So I have an apology to make. I told you all that this week you would to get to find out what I thought about Quentin Tarantino’s classic Pulp Fiction. I was planning on watching it on Wednesday night but due to a conspiracy of the gods (AKA other work I had to do), it got pushed to Friday night. And then due to a continuation of that same conspiracy of the gods (AKA more work) my film watching experience was pushed to 11:00 PM on Friday night. So in this new time slot and with my proclivity for falling asleep as the night progresses, my critique of Tarantino’s 2.5 hour film would not have been up to the standards that I want to bring to you, my loyal readers.
So I started looking for a new film with a new criterium: short. After a bit of hunting, I found that The Maltese Falcon comes in at a cool 100 minutes. Unfortunately, Netflix does not stream The Maltese Falcon. But, fear not. To make up for its inability to provide me with TMF, it suggested that I might like either Double Indemnity or The African Queen. Well, it just so happens that both films are on our list and they run a crisp 107 and 105 minutes, respectively. After consulting my partner-in-crime and boyfriend, Fares Akremi, we selected Double Indemnity (which he then proceeded to sleep through in its entirety).
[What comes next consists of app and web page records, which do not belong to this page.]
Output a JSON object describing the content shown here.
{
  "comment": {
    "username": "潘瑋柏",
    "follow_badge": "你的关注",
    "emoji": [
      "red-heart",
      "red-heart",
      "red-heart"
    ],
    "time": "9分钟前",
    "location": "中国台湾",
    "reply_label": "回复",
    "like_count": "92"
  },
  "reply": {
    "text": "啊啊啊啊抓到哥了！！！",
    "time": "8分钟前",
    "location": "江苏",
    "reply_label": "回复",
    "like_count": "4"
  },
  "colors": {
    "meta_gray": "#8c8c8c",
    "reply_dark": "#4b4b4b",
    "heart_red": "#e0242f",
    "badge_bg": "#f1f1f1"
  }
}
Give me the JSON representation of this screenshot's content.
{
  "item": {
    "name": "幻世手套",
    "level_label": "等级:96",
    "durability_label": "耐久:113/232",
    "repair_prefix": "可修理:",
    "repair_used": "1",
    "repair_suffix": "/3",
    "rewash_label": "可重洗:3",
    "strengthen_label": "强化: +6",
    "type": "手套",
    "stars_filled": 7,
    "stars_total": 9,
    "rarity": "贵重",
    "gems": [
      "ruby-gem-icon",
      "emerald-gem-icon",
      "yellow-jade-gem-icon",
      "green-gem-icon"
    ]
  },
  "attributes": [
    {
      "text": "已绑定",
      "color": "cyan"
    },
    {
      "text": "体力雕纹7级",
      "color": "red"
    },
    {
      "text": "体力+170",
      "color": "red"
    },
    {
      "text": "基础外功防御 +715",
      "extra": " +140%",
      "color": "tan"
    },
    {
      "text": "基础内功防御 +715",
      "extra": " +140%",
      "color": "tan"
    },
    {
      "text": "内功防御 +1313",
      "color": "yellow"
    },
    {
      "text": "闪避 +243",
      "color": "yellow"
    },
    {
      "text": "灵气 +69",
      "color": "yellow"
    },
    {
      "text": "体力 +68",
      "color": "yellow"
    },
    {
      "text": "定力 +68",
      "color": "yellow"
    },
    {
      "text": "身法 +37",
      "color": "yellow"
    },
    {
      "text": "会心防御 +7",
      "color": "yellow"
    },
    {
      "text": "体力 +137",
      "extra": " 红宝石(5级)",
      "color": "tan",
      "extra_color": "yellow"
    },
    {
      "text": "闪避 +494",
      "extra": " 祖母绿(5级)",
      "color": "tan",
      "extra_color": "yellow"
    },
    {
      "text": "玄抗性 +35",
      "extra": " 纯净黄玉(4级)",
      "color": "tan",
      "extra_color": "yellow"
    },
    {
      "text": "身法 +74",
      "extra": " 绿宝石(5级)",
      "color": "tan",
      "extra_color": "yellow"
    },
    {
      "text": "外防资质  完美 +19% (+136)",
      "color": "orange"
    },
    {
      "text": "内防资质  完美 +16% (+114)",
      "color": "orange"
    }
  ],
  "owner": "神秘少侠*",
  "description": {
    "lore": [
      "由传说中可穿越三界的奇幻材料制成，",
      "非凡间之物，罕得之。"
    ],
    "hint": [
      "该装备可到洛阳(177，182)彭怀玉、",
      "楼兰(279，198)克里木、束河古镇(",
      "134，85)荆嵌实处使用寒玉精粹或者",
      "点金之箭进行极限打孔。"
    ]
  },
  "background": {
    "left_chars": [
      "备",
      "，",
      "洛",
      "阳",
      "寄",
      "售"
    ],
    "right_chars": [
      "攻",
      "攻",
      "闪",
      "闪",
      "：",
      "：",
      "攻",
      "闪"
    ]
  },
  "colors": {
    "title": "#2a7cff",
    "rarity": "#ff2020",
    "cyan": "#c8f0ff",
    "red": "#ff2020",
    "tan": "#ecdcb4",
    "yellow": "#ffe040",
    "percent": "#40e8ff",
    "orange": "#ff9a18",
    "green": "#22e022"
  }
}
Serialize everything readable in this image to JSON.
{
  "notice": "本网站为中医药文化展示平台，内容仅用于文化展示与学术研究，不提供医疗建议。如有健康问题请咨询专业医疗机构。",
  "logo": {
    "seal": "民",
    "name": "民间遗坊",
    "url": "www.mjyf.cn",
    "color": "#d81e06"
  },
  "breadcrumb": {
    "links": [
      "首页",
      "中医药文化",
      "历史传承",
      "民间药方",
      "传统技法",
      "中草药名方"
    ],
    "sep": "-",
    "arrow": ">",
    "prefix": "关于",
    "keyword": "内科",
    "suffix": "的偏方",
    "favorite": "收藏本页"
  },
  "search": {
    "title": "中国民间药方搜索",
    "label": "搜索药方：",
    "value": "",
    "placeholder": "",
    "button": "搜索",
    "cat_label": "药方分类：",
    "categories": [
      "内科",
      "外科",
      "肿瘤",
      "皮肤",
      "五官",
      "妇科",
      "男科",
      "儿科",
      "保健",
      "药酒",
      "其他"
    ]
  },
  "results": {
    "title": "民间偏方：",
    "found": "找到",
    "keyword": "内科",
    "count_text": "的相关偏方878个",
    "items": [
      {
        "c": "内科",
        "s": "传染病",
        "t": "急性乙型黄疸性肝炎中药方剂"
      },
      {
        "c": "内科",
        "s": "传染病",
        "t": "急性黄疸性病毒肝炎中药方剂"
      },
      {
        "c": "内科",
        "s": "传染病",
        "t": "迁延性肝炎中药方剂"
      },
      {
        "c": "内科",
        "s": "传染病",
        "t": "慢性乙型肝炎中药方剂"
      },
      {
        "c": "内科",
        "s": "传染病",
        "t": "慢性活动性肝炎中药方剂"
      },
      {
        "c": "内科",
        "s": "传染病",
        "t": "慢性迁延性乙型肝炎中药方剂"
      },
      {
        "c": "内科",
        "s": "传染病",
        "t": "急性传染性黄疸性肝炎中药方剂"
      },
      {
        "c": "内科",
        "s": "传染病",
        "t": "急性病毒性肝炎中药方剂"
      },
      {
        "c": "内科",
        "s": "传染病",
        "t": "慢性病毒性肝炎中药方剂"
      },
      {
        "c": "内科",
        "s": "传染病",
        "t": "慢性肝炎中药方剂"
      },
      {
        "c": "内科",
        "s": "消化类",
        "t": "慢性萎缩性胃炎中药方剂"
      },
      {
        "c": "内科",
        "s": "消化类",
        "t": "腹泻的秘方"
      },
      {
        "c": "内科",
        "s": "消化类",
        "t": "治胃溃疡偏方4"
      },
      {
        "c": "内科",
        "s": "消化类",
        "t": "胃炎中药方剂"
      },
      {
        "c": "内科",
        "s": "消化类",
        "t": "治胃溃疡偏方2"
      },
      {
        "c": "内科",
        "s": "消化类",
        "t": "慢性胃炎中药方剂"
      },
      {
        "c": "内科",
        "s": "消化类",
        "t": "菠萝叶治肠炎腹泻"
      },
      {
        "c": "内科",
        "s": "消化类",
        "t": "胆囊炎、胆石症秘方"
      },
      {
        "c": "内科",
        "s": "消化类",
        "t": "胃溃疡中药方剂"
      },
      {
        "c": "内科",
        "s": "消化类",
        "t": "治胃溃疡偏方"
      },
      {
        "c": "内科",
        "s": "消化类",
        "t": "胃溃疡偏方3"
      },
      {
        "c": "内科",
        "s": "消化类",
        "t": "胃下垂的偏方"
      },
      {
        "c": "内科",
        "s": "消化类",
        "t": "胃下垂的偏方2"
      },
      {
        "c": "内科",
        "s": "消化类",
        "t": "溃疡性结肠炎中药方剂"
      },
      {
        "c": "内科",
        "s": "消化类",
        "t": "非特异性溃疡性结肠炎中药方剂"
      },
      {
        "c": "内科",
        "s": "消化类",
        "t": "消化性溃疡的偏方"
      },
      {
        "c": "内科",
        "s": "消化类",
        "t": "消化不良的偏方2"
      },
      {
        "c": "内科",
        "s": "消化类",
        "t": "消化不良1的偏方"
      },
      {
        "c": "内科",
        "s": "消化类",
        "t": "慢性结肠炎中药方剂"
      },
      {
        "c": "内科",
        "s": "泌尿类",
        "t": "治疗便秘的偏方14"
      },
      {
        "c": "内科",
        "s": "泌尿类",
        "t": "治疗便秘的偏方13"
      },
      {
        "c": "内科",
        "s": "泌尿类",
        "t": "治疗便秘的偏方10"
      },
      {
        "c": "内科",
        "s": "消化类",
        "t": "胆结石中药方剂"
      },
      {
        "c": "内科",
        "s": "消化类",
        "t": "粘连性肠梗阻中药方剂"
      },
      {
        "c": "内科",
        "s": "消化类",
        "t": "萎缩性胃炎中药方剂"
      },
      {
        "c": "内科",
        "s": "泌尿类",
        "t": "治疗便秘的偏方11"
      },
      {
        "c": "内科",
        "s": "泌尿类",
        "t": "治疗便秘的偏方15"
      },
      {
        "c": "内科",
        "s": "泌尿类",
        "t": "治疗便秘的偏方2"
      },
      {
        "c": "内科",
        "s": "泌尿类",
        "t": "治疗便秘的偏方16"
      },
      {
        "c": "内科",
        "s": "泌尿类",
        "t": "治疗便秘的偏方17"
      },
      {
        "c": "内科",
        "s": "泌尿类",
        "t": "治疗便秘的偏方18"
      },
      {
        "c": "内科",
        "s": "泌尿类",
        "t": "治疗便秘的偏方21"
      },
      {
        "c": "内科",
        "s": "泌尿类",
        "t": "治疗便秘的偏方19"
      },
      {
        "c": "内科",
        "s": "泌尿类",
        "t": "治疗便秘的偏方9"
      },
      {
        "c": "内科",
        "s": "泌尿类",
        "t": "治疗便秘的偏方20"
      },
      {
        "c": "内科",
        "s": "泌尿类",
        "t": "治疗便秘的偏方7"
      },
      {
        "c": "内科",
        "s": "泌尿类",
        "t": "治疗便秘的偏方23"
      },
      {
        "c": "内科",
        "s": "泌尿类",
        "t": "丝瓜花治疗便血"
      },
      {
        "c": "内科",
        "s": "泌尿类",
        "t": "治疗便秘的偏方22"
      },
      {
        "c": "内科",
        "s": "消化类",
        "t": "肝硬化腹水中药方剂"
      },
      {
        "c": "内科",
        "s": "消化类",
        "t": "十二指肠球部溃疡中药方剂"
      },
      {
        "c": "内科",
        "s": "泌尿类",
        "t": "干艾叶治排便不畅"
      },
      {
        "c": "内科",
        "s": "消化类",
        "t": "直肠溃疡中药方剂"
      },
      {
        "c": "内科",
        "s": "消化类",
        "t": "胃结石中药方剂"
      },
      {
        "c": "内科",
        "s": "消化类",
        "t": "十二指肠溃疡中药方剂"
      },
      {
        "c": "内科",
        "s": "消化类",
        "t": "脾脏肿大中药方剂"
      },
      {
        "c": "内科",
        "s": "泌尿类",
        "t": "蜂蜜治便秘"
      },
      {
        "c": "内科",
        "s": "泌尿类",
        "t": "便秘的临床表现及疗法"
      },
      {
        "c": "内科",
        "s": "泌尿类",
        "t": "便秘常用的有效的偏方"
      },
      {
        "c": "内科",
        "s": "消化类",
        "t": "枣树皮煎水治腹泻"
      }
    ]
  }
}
38. Double Indemnity
Big names: Fred MacMurray, Barbara Stanwyck and Edward G. Robinson
One sentence summary: An insurance salesman gets more than he bargained for when he falls in love with a woman and helps her kill her husband and collect on his insurance.
Scene that sticks out: Stanwyck’s Phyllis Dietrichson staring at me from behind the wheel of the car while MacMurray’s Walter Neff kills her husband. Ice cold.
Thoughts: Why does it seem to take older movies so long to get to the good stuff? The first half of this movie is meh at best. MacMurray’s Neff tells us (through an on-screen narration which I liked) from the start that he killed Mr. Dietrichson, but the movie still spends close to an hour showing us how he does it. And it’s not exciting. He meets Phyllis, falls in love right away (don’t get me started on the love story. Is this a pre-Frozen Disney movie?), and quickly agrees to covertly sell her husband accident insurance, kill him, collect the money and run away with her. That could’ve been 15 minutes. Instead it’s an agonizing hour of lead up until the deed is actually done. And then it gets good. Edward G. Robinson is phenomenal as a claims adjuster who sniffs out phony claims with the help of his “Little Man” inside (its his gut – get your mind out of the gutter). His fast-paced, quick witted dialogue is brilliant and he’s at his best when he tears apart his boss’ attempt to rule Mr. Dietrichson’s death a suicide. From that point on, the movie picks up and we learn things that we haven’t known since the opening scene. The twists are shocking (but not altogether unsurprising), and the last 40 minutes provide all the action and intrigue you were looking for out of the whole movie.
It’s How You Use It
The time crunch I had backed myself into this week made me curious about how long each of the AFI 100 Years…100 Movies were. Turns out that brevity is not a sin when it comes to great motion pictures. In fact, 14 films on the list have running times of less than 100 minutes and two more, King Kong and the aforementioned The Maltese Falcon, are 100 minutes on the dot. Take a look.
NEXT WEEK: We give Pulp Fiction another try.